It may be an unfortunate truth, but tourism is still one of the primary drivers of funds to Caribbean nations. Families spending summer or spring break in Haiti could help to provide essential funds to this island country, but because of the pervasively negative media coverage of Haiti, it doesn’t see nearly the numbers that its island-sharing neighbor, Dominican Republic, sees. While tourism can bring about its own potential issues for youth (think exploitation of youth at cruise ship ports and the like), it does offer significant advantages socially and economically.
Without visiting Haiti and experiencing the realities facing Haitian youth, it’s hard for us to know what’s really happening. But we do know that these challenges are complex and persist long after their media coverage ends.
Contributed by Nick Fochtman
Numbers and statistics mentioned can be found within the 2010 Haiti earthquake wiki references
Oxfam International’s 2010 Supporting good governance in post-earthquake Haiti briefing paper

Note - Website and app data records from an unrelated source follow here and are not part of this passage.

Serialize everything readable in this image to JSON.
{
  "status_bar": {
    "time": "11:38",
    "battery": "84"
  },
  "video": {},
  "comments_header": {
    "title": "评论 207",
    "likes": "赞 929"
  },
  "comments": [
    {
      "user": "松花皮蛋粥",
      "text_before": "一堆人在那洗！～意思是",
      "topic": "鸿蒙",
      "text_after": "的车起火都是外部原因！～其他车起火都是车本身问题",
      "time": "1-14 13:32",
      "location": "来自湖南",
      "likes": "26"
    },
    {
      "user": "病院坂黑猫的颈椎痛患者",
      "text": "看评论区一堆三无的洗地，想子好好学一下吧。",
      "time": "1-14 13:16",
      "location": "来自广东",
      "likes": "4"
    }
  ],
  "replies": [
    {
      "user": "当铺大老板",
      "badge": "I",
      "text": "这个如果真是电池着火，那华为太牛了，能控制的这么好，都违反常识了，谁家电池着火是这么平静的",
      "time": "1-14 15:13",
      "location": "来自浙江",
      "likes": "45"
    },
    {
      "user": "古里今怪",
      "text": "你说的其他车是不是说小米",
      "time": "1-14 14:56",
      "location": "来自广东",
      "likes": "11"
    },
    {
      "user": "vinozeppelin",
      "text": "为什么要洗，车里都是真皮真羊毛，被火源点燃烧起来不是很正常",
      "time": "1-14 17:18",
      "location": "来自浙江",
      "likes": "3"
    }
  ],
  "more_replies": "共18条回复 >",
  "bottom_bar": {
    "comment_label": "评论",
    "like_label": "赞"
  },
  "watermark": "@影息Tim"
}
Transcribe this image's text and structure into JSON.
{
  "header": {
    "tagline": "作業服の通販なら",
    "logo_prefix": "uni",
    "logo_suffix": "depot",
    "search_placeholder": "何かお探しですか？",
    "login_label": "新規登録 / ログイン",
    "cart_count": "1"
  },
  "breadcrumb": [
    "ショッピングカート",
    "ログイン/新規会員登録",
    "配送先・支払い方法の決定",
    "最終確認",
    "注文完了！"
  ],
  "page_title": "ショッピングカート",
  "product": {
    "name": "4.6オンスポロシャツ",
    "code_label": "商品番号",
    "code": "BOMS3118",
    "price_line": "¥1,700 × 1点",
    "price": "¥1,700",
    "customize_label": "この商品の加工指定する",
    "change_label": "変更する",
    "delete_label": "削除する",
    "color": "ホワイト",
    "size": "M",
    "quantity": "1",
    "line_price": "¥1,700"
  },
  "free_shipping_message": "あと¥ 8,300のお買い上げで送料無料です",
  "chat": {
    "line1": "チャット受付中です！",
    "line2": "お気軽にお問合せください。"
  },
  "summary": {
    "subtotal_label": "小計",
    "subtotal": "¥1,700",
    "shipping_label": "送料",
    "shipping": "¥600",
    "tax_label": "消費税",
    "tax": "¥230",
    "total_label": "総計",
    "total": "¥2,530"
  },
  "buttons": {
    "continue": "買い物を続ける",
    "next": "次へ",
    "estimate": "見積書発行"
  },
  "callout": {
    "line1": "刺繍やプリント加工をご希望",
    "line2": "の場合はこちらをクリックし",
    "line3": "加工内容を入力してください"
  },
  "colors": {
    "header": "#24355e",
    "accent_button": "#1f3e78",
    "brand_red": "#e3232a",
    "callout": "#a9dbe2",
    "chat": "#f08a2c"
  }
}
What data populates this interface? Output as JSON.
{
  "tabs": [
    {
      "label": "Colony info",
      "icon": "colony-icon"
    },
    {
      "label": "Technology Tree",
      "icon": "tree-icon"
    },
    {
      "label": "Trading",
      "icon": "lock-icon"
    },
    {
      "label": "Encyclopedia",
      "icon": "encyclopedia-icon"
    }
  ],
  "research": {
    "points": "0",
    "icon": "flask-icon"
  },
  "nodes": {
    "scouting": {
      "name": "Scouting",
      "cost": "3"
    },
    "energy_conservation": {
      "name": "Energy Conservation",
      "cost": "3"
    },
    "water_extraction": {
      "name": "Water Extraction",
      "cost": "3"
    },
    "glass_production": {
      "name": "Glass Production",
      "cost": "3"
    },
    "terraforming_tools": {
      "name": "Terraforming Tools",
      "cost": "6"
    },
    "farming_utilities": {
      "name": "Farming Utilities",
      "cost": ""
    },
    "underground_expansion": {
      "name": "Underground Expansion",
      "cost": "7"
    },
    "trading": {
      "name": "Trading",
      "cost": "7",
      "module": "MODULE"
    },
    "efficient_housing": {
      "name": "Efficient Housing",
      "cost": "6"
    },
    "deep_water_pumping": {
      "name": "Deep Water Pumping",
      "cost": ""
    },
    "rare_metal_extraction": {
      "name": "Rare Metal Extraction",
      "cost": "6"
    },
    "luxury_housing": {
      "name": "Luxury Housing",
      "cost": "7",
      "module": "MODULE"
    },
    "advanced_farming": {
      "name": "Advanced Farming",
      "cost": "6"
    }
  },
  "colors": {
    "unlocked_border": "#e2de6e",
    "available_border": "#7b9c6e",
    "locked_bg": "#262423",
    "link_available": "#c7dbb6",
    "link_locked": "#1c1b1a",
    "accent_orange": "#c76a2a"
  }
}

Boston Globe 2015 Editorial UN must step up, apologize, and help drive cholera from Haiti